DATA SHOWN -
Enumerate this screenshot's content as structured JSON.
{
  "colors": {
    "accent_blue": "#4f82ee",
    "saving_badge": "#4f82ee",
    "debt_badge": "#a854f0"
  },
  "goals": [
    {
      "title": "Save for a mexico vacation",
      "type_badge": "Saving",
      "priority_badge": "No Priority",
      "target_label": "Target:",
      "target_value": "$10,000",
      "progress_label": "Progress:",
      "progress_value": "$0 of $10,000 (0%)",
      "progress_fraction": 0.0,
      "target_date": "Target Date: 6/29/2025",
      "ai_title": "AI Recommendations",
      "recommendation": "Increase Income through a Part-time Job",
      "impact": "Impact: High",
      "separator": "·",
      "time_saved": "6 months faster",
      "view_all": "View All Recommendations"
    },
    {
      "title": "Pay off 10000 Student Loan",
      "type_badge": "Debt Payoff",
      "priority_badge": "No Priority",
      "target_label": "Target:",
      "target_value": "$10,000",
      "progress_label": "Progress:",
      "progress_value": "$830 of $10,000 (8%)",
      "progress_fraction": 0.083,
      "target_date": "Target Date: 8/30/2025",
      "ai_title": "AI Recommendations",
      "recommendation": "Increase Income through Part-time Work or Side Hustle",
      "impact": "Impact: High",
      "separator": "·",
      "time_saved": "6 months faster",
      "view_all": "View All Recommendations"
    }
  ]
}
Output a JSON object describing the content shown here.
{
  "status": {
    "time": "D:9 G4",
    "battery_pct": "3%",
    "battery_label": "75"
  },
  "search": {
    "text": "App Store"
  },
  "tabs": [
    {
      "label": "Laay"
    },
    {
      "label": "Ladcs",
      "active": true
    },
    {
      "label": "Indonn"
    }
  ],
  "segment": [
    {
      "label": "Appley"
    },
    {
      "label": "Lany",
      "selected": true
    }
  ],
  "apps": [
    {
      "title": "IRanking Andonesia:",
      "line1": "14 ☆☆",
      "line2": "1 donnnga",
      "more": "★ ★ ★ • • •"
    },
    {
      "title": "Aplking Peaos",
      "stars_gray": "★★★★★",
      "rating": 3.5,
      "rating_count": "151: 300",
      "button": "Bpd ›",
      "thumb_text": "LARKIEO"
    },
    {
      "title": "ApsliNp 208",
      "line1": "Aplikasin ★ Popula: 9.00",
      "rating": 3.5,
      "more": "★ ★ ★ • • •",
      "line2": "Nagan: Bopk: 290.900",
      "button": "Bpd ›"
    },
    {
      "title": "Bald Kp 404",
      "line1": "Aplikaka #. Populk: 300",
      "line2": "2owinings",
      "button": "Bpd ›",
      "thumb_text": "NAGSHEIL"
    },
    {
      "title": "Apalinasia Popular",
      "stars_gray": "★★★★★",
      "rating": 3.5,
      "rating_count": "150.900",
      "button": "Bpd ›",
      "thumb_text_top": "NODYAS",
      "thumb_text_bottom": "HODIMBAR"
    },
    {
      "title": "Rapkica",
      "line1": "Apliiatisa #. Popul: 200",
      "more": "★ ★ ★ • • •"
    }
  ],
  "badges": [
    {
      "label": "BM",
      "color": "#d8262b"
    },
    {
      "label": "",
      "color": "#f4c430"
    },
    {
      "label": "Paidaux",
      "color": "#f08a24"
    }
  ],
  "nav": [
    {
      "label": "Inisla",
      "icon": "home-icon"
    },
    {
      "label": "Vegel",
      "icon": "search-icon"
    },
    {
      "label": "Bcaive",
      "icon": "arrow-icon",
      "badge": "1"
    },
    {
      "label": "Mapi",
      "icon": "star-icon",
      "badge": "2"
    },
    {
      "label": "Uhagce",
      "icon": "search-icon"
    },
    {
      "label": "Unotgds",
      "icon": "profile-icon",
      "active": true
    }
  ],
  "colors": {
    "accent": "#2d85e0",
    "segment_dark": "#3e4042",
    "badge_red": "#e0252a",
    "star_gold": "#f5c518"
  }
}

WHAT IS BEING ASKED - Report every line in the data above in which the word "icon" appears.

RESPONSE BELOW -
      "icon": "home-icon"
      "icon": "search-icon"
      "icon": "arrow-icon",
      "icon": "star-icon",
      "icon": "search-icon"
      "icon": "profile-icon",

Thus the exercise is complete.